* _Task description_
Skip the images; return every entry exactly.

--- Material to process Enclosed Below ---

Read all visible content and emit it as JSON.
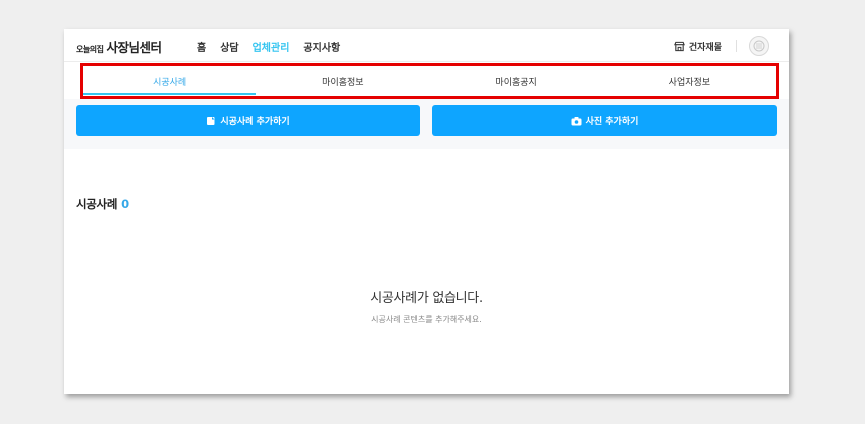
{
  "brand": {
    "small": "오늘의집",
    "big": "사장님센터"
  },
  "nav": {
    "items": [
      {
        "label": "홈",
        "active": false
      },
      {
        "label": "상담",
        "active": false
      },
      {
        "label": "업체관리",
        "active": true
      },
      {
        "label": "공지사항",
        "active": false
      }
    ]
  },
  "header_right": {
    "shop_label": "건자재몰"
  },
  "tabs": [
    {
      "label": "시공사례",
      "active": true
    },
    {
      "label": "마이홈정보",
      "active": false
    },
    {
      "label": "마이홈공지",
      "active": false
    },
    {
      "label": "사업자정보",
      "active": false
    }
  ],
  "actions": {
    "add_case_label": "시공사례 추가하기",
    "add_photo_label": "사진 추가하기"
  },
  "section": {
    "title": "시공사례",
    "count": "0"
  },
  "empty": {
    "title": "시공사례가 없습니다.",
    "subtitle": "시공사례 콘텐츠를 추가해주세요."
  },
  "colors": {
    "accent": "#35c5f0",
    "button": "#0ea5ff",
    "highlight_border": "#e50000"
  }
}
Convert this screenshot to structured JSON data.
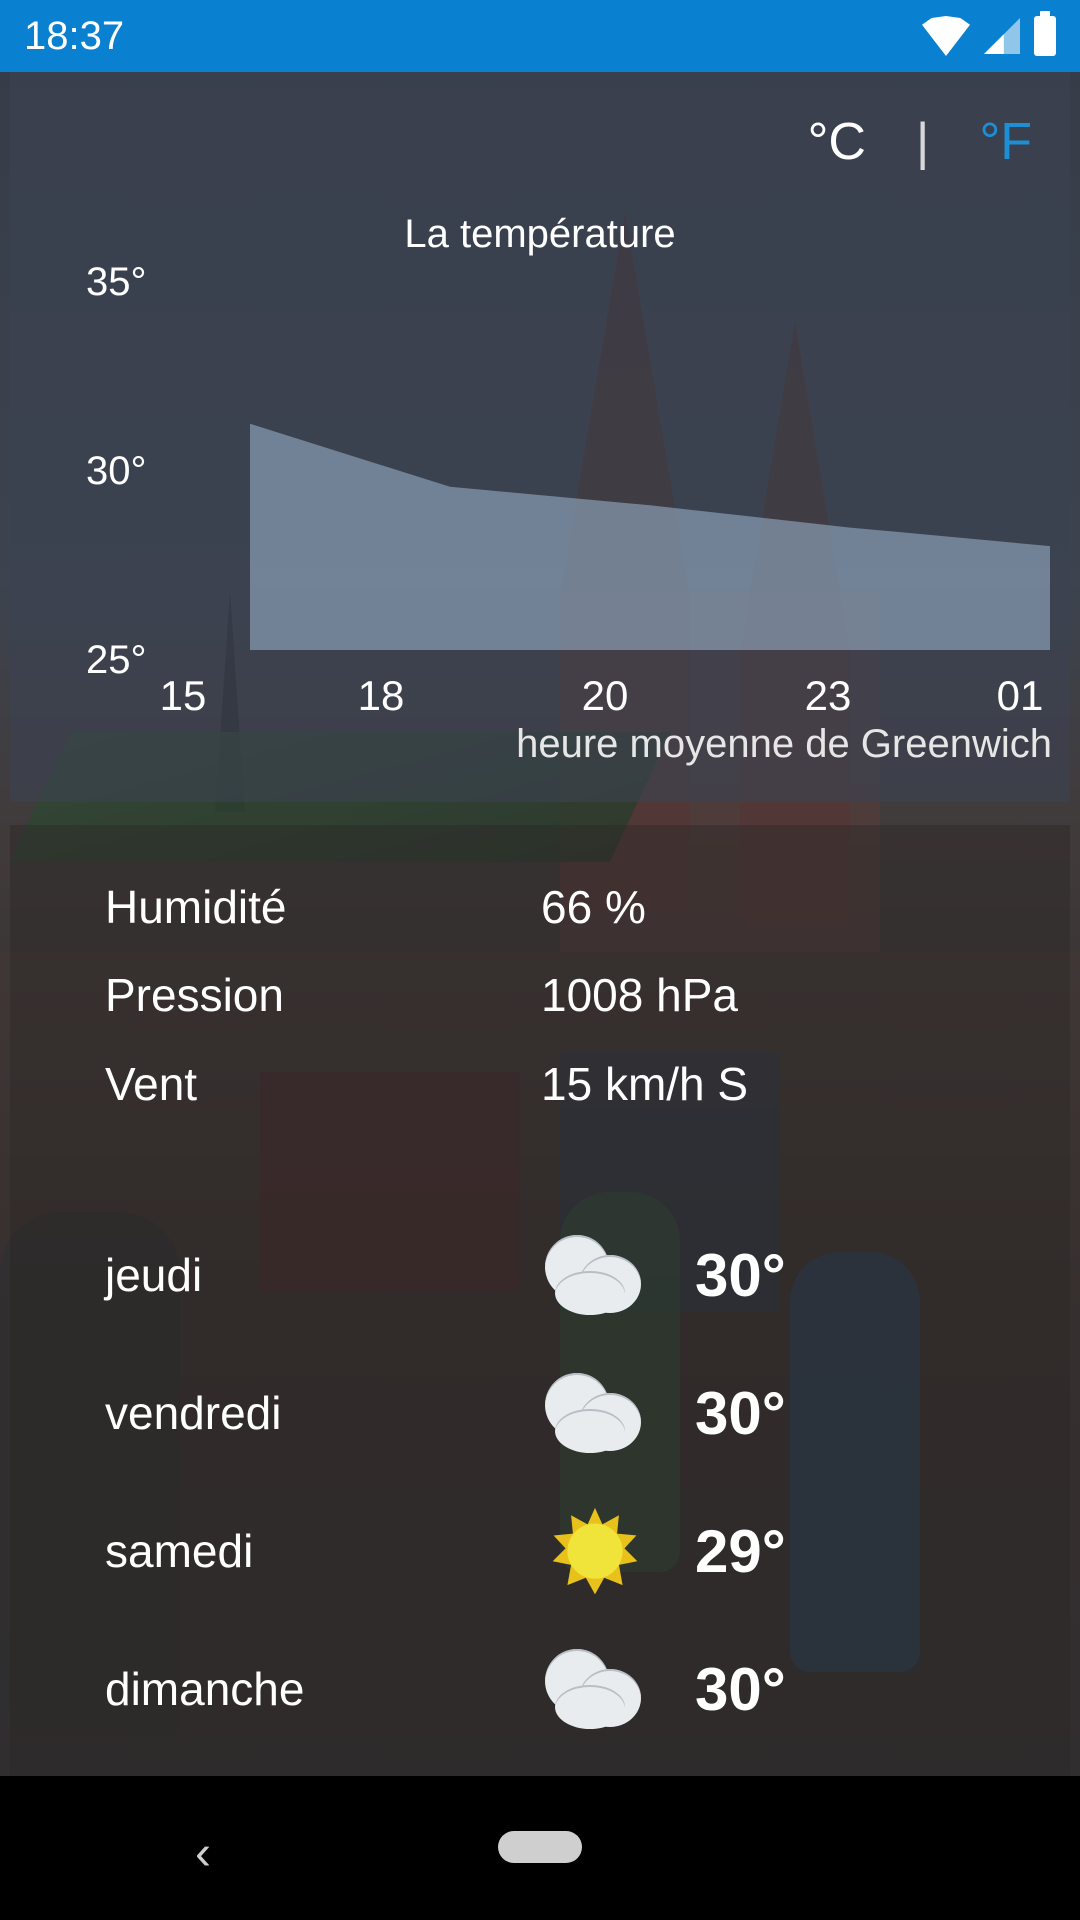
{
  "status_bar": {
    "time": "18:37"
  },
  "units": {
    "celsius": "°C",
    "separator": "|",
    "fahrenheit": "°F",
    "active": "C",
    "inactive_color": "#1e8fd4"
  },
  "chart": {
    "title": "La température",
    "y_ticks": [
      "35°",
      "30°",
      "25°"
    ],
    "x_ticks": [
      "15",
      "18",
      "20",
      "23",
      "01"
    ],
    "x_label": "heure moyenne de Greenwich"
  },
  "chart_data": {
    "type": "area",
    "title": "La température",
    "xlabel": "heure moyenne de Greenwich",
    "ylabel": "",
    "x": [
      "15",
      "18",
      "20",
      "23",
      "01"
    ],
    "series": [
      {
        "values": [
          31.1,
          29.4,
          28.9,
          28.3,
          27.8
        ]
      }
    ],
    "ylim": [
      25,
      35
    ],
    "y_ticks": [
      25,
      30,
      35
    ],
    "grid": false,
    "fill_color": "#9fb8d2"
  },
  "details": [
    {
      "label": "Humidité",
      "value": "66 %"
    },
    {
      "label": "Pression",
      "value": "1008 hPa"
    },
    {
      "label": "Vent",
      "value": "15 km/h S"
    }
  ],
  "forecast": [
    {
      "day": "jeudi",
      "icon": "cloud-icon",
      "temp": "30°"
    },
    {
      "day": "vendredi",
      "icon": "cloud-icon",
      "temp": "30°"
    },
    {
      "day": "samedi",
      "icon": "sun-icon",
      "temp": "29°"
    },
    {
      "day": "dimanche",
      "icon": "cloud-icon",
      "temp": "30°"
    }
  ]
}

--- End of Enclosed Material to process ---

* _Exercise solution_
Read all visible content and emit it as JSON.
{
  "brand": {
    "small": "오늘의집",
    "big": "사장님센터"
  },
  "nav": {
    "items": [
      {
        "label": "홈",
        "active": false
      },
      {
        "label": "상담",
        "active": false
      },
      {
        "label": "업체관리",
        "active": true
      },
      {
        "label": "공지사항",
        "active": false
      }
    ]
  },
  "header_right": {
    "shop_label": "건자재몰"
  },
  "tabs": [
    {
      "label": "시공사례",
      "active": true
    },
    {
      "label": "마이홈정보",
      "active": false
    },
    {
      "label": "마이홈공지",
      "active": false
    },
    {
      "label": "사업자정보",
      "active": false
    }
  ],
  "actions": {
    "add_case_label": "시공사례 추가하기",
    "add_photo_label": "사진 추가하기"
  },
  "section": {
    "title": "시공사례",
    "count": "0"
  },
  "empty": {
    "title": "시공사례가 없습니다.",
    "subtitle": "시공사례 콘텐츠를 추가해주세요."
  },
  "colors": {
    "accent": "#35c5f0",
    "button": "#0ea5ff",
    "highlight_border": "#e50000"
  }
}
Convert this screenshot to structured JSON data.
{
  "status_bar": {
    "time": "18:37"
  },
  "units": {
    "celsius": "°C",
    "separator": "|",
    "fahrenheit": "°F",
    "active": "C",
    "inactive_color": "#1e8fd4"
  },
  "chart": {
    "title": "La température",
    "y_ticks": [
      "35°",
      "30°",
      "25°"
    ],
    "x_ticks": [
      "15",
      "18",
      "20",
      "23",
      "01"
    ],
    "x_label": "heure moyenne de Greenwich"
  },
  "chart_data": {
    "type": "area",
    "title": "La température",
    "xlabel": "heure moyenne de Greenwich",
    "ylabel": "",
    "x": [
      "15",
      "18",
      "20",
      "23",
      "01"
    ],
    "series": [
      {
        "values": [
          31.1,
          29.4,
          28.9,
          28.3,
          27.8
        ]
      }
    ],
    "ylim": [
      25,
      35
    ],
    "y_ticks": [
      25,
      30,
      35
    ],
    "grid": false,
    "fill_color": "#9fb8d2"
  },
  "details": [
    {
      "label": "Humidité",
      "value": "66 %"
    },
    {
      "label": "Pression",
      "value": "1008 hPa"
    },
    {
      "label": "Vent",
      "value": "15 km/h S"
    }
  ],
  "forecast": [
    {
      "day": "jeudi",
      "icon": "cloud-icon",
      "temp": "30°"
    },
    {
      "day": "vendredi",
      "icon": "cloud-icon",
      "temp": "30°"
    },
    {
      "day": "samedi",
      "icon": "sun-icon",
      "temp": "29°"
    },
    {
      "day": "dimanche",
      "icon": "cloud-icon",
      "temp": "30°"
    }
  ]
}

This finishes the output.